- _Exercise requirements_:
Even if the data beneath seems repetitive, write it all out again exactly.

Dataset rows for apps and sites
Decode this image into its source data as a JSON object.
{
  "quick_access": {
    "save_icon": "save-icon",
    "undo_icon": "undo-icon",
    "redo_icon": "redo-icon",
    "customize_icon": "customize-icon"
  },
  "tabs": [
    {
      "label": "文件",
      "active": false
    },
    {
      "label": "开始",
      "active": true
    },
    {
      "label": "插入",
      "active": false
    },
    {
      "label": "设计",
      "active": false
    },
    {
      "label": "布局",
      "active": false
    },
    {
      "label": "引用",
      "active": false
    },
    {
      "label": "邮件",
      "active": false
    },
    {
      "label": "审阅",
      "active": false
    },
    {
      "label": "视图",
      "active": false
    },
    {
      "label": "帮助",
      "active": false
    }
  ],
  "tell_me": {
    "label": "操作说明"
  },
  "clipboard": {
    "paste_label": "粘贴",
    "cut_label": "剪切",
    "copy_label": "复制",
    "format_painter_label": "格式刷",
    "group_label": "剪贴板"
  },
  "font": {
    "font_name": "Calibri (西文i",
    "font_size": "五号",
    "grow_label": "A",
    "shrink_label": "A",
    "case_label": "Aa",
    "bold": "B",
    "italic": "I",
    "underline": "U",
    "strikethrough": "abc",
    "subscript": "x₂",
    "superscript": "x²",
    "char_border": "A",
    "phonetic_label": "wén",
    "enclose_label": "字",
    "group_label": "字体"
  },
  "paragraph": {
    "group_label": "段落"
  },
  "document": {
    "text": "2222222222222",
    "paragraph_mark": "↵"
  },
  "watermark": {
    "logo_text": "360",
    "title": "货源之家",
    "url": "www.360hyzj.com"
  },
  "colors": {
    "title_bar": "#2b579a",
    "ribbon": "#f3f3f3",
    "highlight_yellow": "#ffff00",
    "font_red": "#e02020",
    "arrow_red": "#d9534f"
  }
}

- _Written answer_:
Decode this image into its source data as a JSON object.
{
  "quick_access": {
    "save_icon": "save-icon",
    "undo_icon": "undo-icon",
    "redo_icon": "redo-icon",
    "customize_icon": "customize-icon"
  },
  "tabs": [
    {
      "label": "文件",
      "active": false
    },
    {
      "label": "开始",
      "active": true
    },
    {
      "label": "插入",
      "active": false
    },
    {
      "label": "设计",
      "active": false
    },
    {
      "label": "布局",
      "active": false
    },
    {
      "label": "引用",
      "active": false
    },
    {
      "label": "邮件",
      "active": false
    },
    {
      "label": "审阅",
      "active": false
    },
    {
      "label": "视图",
      "active": false
    },
    {
      "label": "帮助",
      "active": false
    }
  ],
  "tell_me": {
    "label": "操作说明"
  },
  "clipboard": {
    "paste_label": "粘贴",
    "cut_label": "剪切",
    "copy_label": "复制",
    "format_painter_label": "格式刷",
    "group_label": "剪贴板"
  },
  "font": {
    "font_name": "Calibri (西文i",
    "font_size": "五号",
    "grow_label": "A",
    "shrink_label": "A",
    "case_label": "Aa",
    "bold": "B",
    "italic": "I",
    "underline": "U",
    "strikethrough": "abc",
    "subscript": "x₂",
    "superscript": "x²",
    "char_border": "A",
    "phonetic_label": "wén",
    "enclose_label": "字",
    "group_label": "字体"
  },
  "paragraph": {
    "group_label": "段落"
  },
  "document": {
    "text": "2222222222222",
    "paragraph_mark": "↵"
  },
  "watermark": {
    "logo_text": "360",
    "title": "货源之家",
    "url": "www.360hyzj.com"
  },
  "colors": {
    "title_bar": "#2b579a",
    "ribbon": "#f3f3f3",
    "highlight_yellow": "#ffff00",
    "font_red": "#e02020",
    "arrow_red": "#d9534f"
  }
}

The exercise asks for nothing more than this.